Extensions that enable users to generate their own content creates exciting new ways for broadcasters to interact with their community. For these Extensions, we strongly recommend implementing the following features to provide a safer experience for broadcasters and engaged viewers. To help assist with implementing these safety parameters, Twitch offers Moderation APIs.
- Authentication - Ask the user to grant authentication permissions before being able to submit any content through the Extension
- Attribution - Any content, submitted by a viewer through your extension, that will be shown to the broadcaster or other viewers on the channel should have the Twitch username of the submitter clearly displayed. This is so that the moderators can take action if necessary.

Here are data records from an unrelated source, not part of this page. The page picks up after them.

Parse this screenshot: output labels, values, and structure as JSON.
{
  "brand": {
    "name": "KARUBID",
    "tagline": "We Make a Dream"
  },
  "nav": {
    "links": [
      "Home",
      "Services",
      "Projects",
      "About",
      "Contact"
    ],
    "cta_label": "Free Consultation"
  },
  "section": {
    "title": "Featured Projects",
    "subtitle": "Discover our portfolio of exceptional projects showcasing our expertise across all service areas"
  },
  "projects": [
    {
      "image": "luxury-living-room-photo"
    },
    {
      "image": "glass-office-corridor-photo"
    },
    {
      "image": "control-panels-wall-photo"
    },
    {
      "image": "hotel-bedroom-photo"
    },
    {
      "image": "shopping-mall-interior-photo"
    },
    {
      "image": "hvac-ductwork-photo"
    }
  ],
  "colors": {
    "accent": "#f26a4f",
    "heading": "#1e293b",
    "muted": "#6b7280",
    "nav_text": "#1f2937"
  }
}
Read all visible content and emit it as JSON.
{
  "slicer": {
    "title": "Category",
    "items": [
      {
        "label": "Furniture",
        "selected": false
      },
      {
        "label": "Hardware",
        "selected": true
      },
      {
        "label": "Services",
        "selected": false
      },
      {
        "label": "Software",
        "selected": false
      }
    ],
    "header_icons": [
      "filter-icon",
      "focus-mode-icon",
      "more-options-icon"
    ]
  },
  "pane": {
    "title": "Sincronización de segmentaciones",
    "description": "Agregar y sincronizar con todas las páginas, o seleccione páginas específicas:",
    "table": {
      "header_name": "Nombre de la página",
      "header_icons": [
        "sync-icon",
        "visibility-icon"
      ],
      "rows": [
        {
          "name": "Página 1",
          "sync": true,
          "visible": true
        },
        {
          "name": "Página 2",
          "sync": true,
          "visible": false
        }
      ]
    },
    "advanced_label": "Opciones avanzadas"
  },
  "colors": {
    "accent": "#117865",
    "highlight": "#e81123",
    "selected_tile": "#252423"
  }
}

- Chat Ban Support - Any chat bans or timeouts for a viewer on the broadcaster’s channel should be honored by the extension. Any banned or suspended viewer should not be permitted to submit content that will be shown to the broadcaster or other viewers on the channel.
- Banned User Content Removal - If a user is banned, all of their content that can be seen by other users and has been submitted through the Extension should be removed. If the user is timed out the content they submitted through the Extension does not need to be removed.
- Enforcement Filtering - All text content submitted through the Extension must also pass through the enforcement endpoint which will determine if the submitted content meets the channel’s AutoMod requirements.
- Retroactive Manual Removal - Moderators should be able to remove any content that has been submitted through the Extension.
- Proactive Review - If your Extension allows content submitted by a viewer to be shown to the broadcaster or other viewers on the channel, it should provide an option for the broadcaster and/or their moderators to approve or deny the content submission before it is seen by other viewers.
- Content History - All user-generated content being submitted through the Extension should be posted to chat. For information on the chat API click here.
Requesting user permissions
Requesting users to share their ID and grant permissions to your Extension might be necessary for users to use all or some of your Extension’s functionality. Keep in mind that user privacy is a big deal and some users may be hesitant to grant permissions to something that they are unfamiliar with.
In order for users to understand why they are being asked for permissions within your Extension, we recommend that you only request the permissions you need at the time that you need them. This way users should have a better idea of what their ID is needed for and might feel more comfortable sharing their ID.